Be a good student. Meaning, be on time, clean and well groomed, professional with everyone you encounter, and willing to work hard and help out. Men: don't wear a tie during your psychiatry rotation. Be straightforward and communicate clearly and deliberately with teammates. Don’t lie or make stuff up – if you didn’t ask the patient something something and are asked about it, just say you didn’t ask about it. Ask questions or for advice during downtime or when walking somewhere with your resident as opposed to when things are hectic.
If someone on your team suggests that you go home for any reason, say “Sounds good! I’ll see you tomorrow!”.
Ask for help when you need it. If you are asked to do something you have never done before and feel uncomfortable doing, ask someone on your team to walk you through it.
Become proficient at the mental status examination.
A complete mental status examination includes assessment of the patient's
Appearance (Body language, grooming, level of alertness, and cooperativeness.)
Behavior (Mannerisms, gestures, expressions, psycho-motor retardation, eye contact, ability to follow commands, and compulsions.)
Mood (The patient's response to the question "How is your mood today?", e.g., "Sad")
Affect (The emotional state you perceive in the patient, e.g., dysphoric/angry, the range of emotion from restricted to full, and the congruency of the affect with the mood. E.g., the patient's mood is "happy" with incongruent restricted and sad affect.)
Thought process (Normal thought processes seem logical, organized, and goal directed. Abnormal thought processes are disorganized and not logically connected. They can be circumstantial, in which the patient goes into excessive, unnecessary and unrelated detail, but ultimately returns to the point at hand, or tangential, in which the patient never returns to the point at hand. If the patient's thoughts quickly jump from one loose association another, this is called flight of ideas. Thought blocking refers to when a patient's thoughts seem to be interrupted and incomplete. Perseveration refers to the patient returning to the the same words or ideas over and over throughout the conversation.)
Thought content (Obsessions, compulsions, hallucinations, derealization (Questioning the reality of the outside environment), depersonalization (Questioning the reality of oneself), and delusions (fixed, false beliefs).

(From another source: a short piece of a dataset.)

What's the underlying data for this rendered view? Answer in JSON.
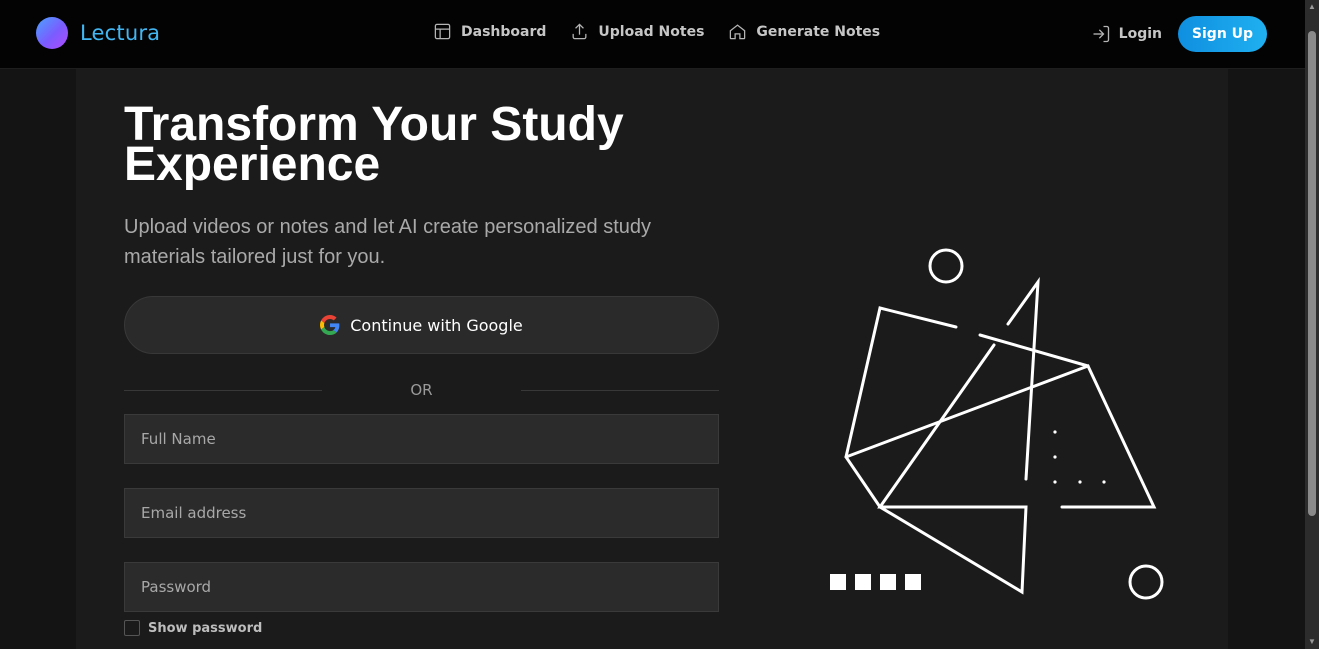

Cognition (Level of consciousness (awake and alert, lethargic: intermittently asleep or sleepy but arousable, obtunded: mostly asleep and difficult to arouse with incoherent speech, stuporous: largely unarousable with speech only consisting of moans/groans, comatose: unarousable), attention ("Spell the word WORD backwards"), orientation ("What is your name? Where are you? Why are you here? What year is it? What month is it? Who is the president?"), and insight (Does the patient seem to understand that their symptoms are abnormal? If so, they are said to have good insight. If the patient is steadfast in their belief that they are totally normal despite having concerning psychiatric signs and symptoms, they are said to have poor insight.)

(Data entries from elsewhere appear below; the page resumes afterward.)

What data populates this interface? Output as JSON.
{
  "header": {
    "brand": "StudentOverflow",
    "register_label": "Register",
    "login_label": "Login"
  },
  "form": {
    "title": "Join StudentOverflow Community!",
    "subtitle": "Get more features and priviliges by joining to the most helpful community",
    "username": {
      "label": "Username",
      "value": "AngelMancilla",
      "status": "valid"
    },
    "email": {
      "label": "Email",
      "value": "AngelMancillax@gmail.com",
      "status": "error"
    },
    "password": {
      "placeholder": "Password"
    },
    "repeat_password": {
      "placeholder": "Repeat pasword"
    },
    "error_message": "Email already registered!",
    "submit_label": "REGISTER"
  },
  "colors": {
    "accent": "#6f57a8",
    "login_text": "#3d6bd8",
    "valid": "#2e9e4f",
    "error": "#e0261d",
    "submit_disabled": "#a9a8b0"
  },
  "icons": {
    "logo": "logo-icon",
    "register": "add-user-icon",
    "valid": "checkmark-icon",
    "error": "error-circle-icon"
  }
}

Pay special attention to social history
It is extremely important to obtain a thorough social history in psychiatry. Ask where the patient lives (house, apartment, group home, prison), who the patient lives with, highest level of education, history of developmental delay, prior criminal convictions or psychiatric hospitalizations, current and former substance use and abuse, last substance abuse, history of remote traumatic events.

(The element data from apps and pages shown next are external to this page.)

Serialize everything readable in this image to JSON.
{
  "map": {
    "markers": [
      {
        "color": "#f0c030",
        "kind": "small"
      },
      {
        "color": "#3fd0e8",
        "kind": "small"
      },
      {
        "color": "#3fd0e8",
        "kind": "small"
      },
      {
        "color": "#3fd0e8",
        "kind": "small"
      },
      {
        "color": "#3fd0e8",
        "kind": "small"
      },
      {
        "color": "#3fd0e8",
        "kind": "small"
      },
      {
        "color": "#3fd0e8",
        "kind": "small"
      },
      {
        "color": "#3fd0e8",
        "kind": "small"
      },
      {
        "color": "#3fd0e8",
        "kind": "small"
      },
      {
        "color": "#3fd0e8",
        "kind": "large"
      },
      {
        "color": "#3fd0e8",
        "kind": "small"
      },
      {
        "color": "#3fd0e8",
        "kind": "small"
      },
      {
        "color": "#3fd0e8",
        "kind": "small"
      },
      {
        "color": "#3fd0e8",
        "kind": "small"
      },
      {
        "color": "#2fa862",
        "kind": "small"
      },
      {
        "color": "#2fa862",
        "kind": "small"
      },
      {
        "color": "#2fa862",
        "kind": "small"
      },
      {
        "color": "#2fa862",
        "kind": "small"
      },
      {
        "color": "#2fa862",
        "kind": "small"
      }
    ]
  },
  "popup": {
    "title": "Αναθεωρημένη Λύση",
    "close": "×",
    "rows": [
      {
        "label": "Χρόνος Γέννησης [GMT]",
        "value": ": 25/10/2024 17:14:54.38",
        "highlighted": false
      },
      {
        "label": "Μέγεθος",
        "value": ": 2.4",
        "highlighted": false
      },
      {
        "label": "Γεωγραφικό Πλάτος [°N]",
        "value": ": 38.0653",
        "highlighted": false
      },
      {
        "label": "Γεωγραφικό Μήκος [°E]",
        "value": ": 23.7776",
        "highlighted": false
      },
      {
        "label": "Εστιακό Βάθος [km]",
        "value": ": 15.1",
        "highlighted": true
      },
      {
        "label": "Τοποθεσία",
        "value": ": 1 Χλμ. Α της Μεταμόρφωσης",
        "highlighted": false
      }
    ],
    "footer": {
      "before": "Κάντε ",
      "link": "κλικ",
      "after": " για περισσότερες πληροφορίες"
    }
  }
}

Patients may lie
While this statement is never true on your USMLE examinations, it may be true in clinic. Just report what the patient tells you to your team and how his/her actions make you suspicious of the veracity of his/her report. Be objective and nonjudgemental.
How to study for the psychiatry shelf
Do your incorrect UWorld questions once more and rewatch the OnlineMedEd and Emma Holliday Shelf review video. Make sure to do all of the NBME Clinical Science Mastery Series practice exams for psychiatry.
For more information about our shelf exam and USMLE tutoring services, or the MedSchoolGurus Psychiatry Anki Deck, check out medschoolgurus.com. To schedule a free 15 minute consultation session, visit medschoolgurus.com/contact.